A billion people in the world defaecate in the open, largely because they have no toilet. Half of them are in India. The graph below comes from an atlas of the Sustainable Development Goals produced by the World Bank.
The government of India hoped, five years ago, that it could end open defecation by 2019. It is well behind that target, but claims that 72.3 million toilets have been constructed, out of a target of 110 million. Reports from India number such things in lakh, a unit of 100,000; 72.3 million is 723 lakh. The position was slightly confused last month by the Prime Minister’s claim that the state of Bihar had constructed 8.5 lakh, that is 850,000, toilets in a week – it seems that the toilets have been constructed, but not so quickly.
The Economist is sceptical about the figures more generally; some of the toilets that were supposed to be constructed appear not to exist, the claims of one state to have ended the practice have been shown to be false, and besides some people continue to defaecate in the open even though they have a toilet. In Bangladesh, improved sanitation has been linked to education about hygiene, to great effect.

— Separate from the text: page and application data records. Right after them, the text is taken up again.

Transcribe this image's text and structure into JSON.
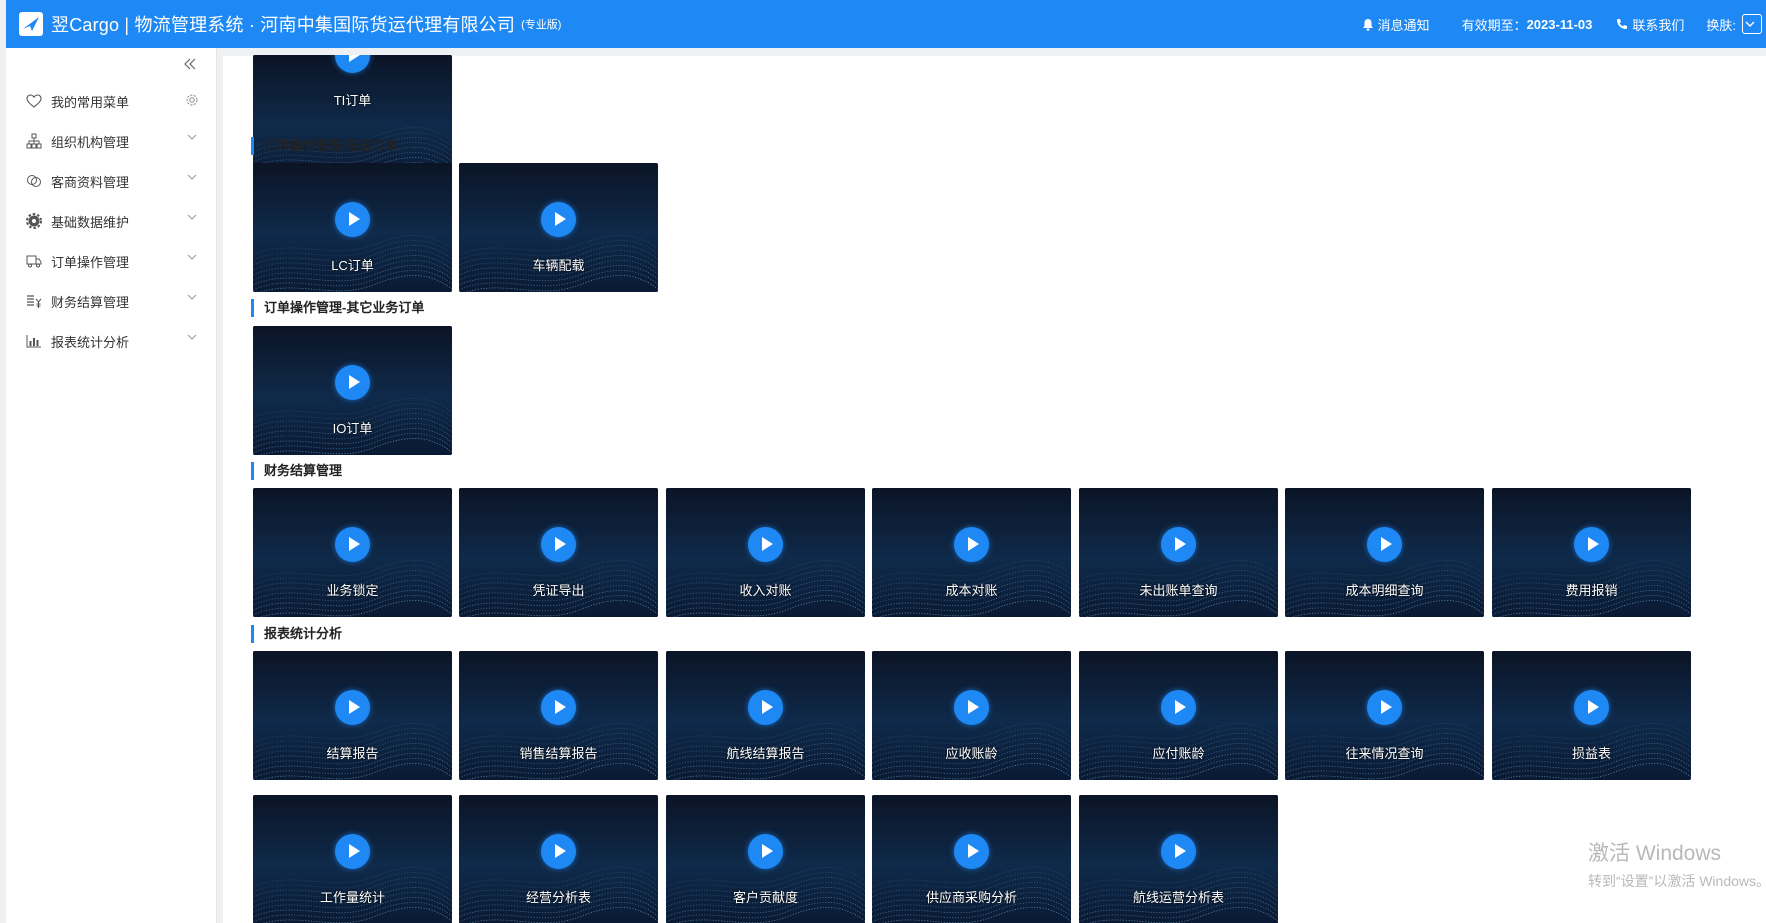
{
  "header": {
    "title": "翌Cargo | 物流管理系统 · 河南中集国际货运代理有限公司",
    "edition": "(专业版)",
    "notification": "消息通知",
    "validity_label": "有效期至：",
    "validity_date": "2023-11-03",
    "contact": "联系我们",
    "skin": "换肤:"
  },
  "sidebar": {
    "items": [
      {
        "label": "我的常用菜单",
        "icon": "heart-icon"
      },
      {
        "label": "组织机构管理",
        "icon": "org-icon"
      },
      {
        "label": "客商资料管理",
        "icon": "chat-icon"
      },
      {
        "label": "基础数据维护",
        "icon": "gear-icon"
      },
      {
        "label": "订单操作管理",
        "icon": "truck-icon"
      },
      {
        "label": "财务结算管理",
        "icon": "finance-icon"
      },
      {
        "label": "报表统计分析",
        "icon": "chart-icon"
      }
    ]
  },
  "sections": [
    {
      "title": "",
      "cards": [
        "TI订单"
      ]
    },
    {
      "title": "订单操作管理-陆运订单",
      "cards": [
        "LC订单",
        "车辆配载"
      ]
    },
    {
      "title": "订单操作管理-其它业务订单",
      "cards": [
        "IO订单"
      ]
    },
    {
      "title": "财务结算管理",
      "cards": [
        "业务锁定",
        "凭证导出",
        "收入对账",
        "成本对账",
        "未出账单查询",
        "成本明细查询",
        "费用报销"
      ]
    },
    {
      "title": "报表统计分析",
      "cards": [
        "结算报告",
        "销售结算报告",
        "航线结算报告",
        "应收账龄",
        "应付账龄",
        "往来情况查询",
        "损益表",
        "工作量统计",
        "经营分析表",
        "客户贡献度",
        "供应商采购分析",
        "航线运营分析表"
      ]
    }
  ],
  "watermark": {
    "line1": "激活 Windows",
    "line2": "转到“设置”以激活 Windows。"
  },
  "colors": {
    "primary": "#1e88f5",
    "card_bg": "#0a1830"
  }
}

Regardless, the government deserves some credit for the priority it has given to issues that are intended to make people’s lives better – including housing, electricity, financial inclusion and sanitation.